**EXERCISE OBJECTIVE**
Hunt through the lines below for the string "reportado" and copy each one that has it.

____ PROVIDED ENTRIES

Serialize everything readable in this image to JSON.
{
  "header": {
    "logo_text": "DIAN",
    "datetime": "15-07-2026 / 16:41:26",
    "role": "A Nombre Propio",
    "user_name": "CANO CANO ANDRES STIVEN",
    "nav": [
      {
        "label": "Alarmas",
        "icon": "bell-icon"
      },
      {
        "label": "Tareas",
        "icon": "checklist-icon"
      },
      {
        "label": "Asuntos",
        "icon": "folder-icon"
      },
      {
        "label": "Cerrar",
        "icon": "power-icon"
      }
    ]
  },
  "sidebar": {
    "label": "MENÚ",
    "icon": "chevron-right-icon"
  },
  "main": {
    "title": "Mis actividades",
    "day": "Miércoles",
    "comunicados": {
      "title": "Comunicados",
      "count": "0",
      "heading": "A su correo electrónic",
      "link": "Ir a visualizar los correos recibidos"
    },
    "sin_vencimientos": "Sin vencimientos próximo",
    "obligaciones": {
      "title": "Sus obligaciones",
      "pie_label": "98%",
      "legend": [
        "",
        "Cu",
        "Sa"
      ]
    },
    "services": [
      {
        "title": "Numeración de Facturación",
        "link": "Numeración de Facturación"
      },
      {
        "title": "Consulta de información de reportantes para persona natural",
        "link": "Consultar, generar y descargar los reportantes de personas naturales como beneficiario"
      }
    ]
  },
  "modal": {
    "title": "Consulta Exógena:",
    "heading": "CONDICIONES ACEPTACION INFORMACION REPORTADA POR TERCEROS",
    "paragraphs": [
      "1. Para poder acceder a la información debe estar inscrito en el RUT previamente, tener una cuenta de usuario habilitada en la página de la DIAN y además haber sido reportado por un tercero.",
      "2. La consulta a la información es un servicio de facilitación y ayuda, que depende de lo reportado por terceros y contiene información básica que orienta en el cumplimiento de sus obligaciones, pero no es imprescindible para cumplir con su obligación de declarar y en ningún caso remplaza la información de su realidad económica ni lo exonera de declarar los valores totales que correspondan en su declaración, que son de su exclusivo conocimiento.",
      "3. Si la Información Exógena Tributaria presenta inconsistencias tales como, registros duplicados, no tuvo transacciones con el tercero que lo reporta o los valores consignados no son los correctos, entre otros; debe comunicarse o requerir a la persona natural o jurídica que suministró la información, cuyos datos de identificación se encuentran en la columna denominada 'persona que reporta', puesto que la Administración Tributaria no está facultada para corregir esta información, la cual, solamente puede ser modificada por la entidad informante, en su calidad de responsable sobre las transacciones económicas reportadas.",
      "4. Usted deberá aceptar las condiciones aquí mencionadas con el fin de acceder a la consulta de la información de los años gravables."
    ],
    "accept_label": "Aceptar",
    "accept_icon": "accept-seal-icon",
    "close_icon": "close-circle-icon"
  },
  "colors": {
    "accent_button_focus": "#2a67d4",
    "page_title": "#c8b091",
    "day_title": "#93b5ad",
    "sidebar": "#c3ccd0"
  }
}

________

**TASK RESPONSE**
      "1. Para poder acceder a la información debe estar inscrito en el RUT previamente, tener una cuenta de usuario habilitada en la página de la DIAN y además haber sido reportado por un tercero.",
      "2. La consulta a la información es un servicio de facilitación y ayuda, que depende de lo reportado por terceros y contiene información básica que orienta en el cumplimiento de sus obligaciones, pero no es imprescindible para cumplir con su obligación de declarar y en ningún caso remplaza la información de su realidad económica ni lo exonera de declarar los valores totales que correspondan en su declaración, que son de su exclusivo conocimiento.",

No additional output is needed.